Stored dataset items:
---------------
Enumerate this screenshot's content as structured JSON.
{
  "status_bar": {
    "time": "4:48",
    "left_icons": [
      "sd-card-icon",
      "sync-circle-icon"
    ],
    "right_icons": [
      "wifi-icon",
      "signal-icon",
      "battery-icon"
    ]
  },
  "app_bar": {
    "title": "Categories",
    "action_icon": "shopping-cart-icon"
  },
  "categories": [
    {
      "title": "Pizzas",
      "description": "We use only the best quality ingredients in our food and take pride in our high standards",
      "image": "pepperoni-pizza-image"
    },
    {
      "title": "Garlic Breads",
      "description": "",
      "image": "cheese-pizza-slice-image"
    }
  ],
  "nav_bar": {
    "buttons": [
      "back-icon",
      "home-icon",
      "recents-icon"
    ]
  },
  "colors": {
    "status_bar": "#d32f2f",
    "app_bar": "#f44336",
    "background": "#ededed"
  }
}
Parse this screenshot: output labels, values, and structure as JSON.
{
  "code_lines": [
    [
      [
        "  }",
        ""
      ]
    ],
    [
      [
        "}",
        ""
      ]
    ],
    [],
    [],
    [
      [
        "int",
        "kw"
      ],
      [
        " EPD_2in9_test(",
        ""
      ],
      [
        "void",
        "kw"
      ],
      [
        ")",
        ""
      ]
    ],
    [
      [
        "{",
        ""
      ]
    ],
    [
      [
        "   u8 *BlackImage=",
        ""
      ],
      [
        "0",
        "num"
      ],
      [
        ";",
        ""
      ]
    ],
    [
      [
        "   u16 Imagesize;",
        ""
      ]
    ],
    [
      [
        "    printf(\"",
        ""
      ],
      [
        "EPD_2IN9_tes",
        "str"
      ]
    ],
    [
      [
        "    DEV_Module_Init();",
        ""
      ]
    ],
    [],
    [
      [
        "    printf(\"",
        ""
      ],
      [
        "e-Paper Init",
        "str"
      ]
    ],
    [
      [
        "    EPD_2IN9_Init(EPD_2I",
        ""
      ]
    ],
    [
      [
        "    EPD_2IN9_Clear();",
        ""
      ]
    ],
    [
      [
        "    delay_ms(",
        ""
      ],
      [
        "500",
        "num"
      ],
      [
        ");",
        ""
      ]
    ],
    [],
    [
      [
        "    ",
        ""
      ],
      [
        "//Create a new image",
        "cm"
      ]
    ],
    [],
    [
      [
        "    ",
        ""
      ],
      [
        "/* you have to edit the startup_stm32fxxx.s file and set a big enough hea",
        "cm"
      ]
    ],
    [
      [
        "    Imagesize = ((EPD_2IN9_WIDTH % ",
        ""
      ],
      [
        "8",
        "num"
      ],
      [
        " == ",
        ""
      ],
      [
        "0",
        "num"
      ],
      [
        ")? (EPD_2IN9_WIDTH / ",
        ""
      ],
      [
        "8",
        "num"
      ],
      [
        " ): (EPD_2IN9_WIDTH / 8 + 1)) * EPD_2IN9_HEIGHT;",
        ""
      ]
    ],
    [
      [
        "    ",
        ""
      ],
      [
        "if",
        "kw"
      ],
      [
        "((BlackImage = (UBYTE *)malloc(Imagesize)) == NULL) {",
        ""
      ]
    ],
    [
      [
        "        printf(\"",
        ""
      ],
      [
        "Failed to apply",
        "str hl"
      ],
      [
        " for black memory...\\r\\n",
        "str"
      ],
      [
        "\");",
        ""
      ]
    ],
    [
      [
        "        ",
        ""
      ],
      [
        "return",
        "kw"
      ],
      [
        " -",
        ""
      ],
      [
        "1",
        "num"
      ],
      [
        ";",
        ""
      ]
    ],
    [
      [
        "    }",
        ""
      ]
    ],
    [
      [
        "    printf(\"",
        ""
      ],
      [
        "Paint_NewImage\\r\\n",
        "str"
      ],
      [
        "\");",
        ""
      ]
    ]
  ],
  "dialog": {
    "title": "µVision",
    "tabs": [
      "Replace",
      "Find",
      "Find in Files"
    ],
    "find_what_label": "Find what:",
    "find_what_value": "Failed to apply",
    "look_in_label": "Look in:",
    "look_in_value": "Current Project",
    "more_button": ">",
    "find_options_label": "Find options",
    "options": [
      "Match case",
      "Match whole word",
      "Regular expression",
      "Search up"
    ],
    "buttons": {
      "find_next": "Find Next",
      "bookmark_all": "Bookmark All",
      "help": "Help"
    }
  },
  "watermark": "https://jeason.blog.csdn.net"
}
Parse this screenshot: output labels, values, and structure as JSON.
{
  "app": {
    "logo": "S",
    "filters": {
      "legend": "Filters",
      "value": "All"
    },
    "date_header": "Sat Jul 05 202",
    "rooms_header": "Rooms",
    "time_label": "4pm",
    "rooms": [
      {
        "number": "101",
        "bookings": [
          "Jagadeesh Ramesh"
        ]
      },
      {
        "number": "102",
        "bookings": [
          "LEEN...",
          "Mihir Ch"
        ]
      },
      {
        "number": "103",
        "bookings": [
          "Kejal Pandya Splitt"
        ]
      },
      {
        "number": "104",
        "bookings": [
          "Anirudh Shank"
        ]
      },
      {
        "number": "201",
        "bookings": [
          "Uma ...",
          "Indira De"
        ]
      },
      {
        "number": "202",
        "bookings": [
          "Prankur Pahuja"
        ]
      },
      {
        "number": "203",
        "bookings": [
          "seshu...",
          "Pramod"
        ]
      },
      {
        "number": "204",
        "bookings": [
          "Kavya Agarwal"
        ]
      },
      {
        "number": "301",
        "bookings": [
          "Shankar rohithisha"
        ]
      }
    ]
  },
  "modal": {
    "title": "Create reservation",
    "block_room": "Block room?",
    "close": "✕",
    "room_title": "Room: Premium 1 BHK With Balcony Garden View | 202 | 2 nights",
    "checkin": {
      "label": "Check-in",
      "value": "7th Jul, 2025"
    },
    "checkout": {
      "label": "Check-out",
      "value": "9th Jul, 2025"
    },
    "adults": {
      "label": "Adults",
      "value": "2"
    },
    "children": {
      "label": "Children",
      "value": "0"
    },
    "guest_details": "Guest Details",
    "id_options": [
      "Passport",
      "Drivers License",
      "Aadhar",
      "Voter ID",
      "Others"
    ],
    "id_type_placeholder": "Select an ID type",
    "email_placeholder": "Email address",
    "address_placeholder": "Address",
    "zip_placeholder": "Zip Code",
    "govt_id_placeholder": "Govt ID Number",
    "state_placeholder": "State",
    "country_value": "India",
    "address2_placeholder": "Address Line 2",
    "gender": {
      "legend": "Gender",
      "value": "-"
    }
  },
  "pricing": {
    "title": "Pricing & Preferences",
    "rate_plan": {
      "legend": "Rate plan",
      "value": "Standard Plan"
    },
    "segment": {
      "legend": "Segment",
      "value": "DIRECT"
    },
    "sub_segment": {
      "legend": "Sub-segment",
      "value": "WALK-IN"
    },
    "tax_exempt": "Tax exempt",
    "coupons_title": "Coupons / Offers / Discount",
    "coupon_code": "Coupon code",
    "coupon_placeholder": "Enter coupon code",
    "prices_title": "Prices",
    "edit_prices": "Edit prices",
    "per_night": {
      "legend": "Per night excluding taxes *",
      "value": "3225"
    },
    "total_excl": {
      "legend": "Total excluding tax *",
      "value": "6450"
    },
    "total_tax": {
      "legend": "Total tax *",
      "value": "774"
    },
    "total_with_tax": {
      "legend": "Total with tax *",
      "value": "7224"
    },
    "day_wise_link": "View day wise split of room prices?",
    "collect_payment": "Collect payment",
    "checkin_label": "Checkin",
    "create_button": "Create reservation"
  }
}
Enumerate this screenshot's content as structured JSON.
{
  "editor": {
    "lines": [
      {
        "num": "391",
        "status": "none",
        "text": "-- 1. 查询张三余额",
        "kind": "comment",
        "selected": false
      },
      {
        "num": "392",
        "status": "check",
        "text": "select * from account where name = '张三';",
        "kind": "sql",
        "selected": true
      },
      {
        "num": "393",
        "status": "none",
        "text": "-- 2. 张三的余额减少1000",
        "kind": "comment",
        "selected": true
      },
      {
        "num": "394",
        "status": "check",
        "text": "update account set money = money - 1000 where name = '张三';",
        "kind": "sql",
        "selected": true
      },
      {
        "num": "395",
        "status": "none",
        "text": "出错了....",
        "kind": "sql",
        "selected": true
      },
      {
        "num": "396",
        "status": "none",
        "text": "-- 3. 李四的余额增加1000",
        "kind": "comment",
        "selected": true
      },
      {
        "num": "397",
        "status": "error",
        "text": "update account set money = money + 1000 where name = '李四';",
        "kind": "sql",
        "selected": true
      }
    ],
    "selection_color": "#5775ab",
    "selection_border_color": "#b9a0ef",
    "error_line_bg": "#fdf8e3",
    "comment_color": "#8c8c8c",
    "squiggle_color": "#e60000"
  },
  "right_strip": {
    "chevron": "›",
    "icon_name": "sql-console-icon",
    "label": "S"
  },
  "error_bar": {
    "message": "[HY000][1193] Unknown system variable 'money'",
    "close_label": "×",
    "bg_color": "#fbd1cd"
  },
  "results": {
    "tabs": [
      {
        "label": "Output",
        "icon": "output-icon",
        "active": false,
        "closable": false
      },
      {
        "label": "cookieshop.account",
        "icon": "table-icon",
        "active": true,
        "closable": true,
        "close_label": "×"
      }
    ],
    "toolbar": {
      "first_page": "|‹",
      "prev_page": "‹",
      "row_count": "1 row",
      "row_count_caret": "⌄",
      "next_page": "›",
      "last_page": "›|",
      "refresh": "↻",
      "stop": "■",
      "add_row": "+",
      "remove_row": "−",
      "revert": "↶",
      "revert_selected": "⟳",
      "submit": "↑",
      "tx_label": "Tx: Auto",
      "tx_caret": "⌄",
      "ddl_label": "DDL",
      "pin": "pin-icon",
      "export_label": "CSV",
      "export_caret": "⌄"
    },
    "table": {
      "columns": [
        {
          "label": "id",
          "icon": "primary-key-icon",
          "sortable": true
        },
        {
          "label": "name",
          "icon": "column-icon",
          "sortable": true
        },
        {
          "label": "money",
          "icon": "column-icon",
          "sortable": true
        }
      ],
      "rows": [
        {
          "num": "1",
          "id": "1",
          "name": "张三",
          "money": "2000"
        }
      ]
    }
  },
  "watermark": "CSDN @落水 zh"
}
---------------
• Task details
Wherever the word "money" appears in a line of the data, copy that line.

• Answer to the problem
        "text": "update account set money = money - 1000 where name = '张三';",
        "text": "update account set money = money + 1000 where name = '李四';",
    "message": "[HY000][1193] Unknown system variable 'money'",
          "label": "money",
          "money": "2000"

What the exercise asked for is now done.